*** Begin section ***
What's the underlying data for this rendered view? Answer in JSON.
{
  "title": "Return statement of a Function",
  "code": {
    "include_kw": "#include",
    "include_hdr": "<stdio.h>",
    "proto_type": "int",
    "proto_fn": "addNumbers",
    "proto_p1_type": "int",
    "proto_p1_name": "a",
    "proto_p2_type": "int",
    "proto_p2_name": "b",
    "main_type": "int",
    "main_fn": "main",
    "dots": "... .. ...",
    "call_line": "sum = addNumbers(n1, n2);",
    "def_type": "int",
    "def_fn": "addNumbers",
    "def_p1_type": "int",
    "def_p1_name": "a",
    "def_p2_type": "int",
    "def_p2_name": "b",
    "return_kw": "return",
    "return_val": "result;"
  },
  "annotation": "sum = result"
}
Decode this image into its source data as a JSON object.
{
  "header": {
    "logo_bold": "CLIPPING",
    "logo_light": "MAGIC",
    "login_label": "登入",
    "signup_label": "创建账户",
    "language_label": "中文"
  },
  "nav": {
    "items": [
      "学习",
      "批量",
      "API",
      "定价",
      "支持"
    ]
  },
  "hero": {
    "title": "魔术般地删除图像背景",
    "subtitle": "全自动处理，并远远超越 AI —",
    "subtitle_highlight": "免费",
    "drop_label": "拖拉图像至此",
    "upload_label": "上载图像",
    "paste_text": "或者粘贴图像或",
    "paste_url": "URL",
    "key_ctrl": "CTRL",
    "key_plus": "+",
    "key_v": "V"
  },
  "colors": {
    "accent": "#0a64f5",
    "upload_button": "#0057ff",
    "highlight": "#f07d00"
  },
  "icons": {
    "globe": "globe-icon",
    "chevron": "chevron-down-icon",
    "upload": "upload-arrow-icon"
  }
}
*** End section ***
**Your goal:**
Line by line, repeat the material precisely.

**Solution for this task:**
What's the underlying data for this rendered view? Answer in JSON.
{
  "title": "Return statement of a Function",
  "code": {
    "include_kw": "#include",
    "include_hdr": "<stdio.h>",
    "proto_type": "int",
    "proto_fn": "addNumbers",
    "proto_p1_type": "int",
    "proto_p1_name": "a",
    "proto_p2_type": "int",
    "proto_p2_name": "b",
    "main_type": "int",
    "main_fn": "main",
    "dots": "... .. ...",
    "call_line": "sum = addNumbers(n1, n2);",
    "def_type": "int",
    "def_fn": "addNumbers",
    "def_p1_type": "int",
    "def_p1_name": "a",
    "def_p2_type": "int",
    "def_p2_name": "b",
    "return_kw": "return",
    "return_val": "result;"
  },
  "annotation": "sum = result"
}
Decode this image into its source data as a JSON object.
{
  "header": {
    "logo_bold": "CLIPPING",
    "logo_light": "MAGIC",
    "login_label": "登入",
    "signup_label": "创建账户",
    "language_label": "中文"
  },
  "nav": {
    "items": [
      "学习",
      "批量",
      "API",
      "定价",
      "支持"
    ]
  },
  "hero": {
    "title": "魔术般地删除图像背景",
    "subtitle": "全自动处理，并远远超越 AI —",
    "subtitle_highlight": "免费",
    "drop_label": "拖拉图像至此",
    "upload_label": "上载图像",
    "paste_text": "或者粘贴图像或",
    "paste_url": "URL",
    "key_ctrl": "CTRL",
    "key_plus": "+",
    "key_v": "V"
  },
  "colors": {
    "accent": "#0a64f5",
    "upload_button": "#0057ff",
    "highlight": "#f07d00"
  },
  "icons": {
    "globe": "globe-icon",
    "chevron": "chevron-down-icon",
    "upload": "upload-arrow-icon"
  }
}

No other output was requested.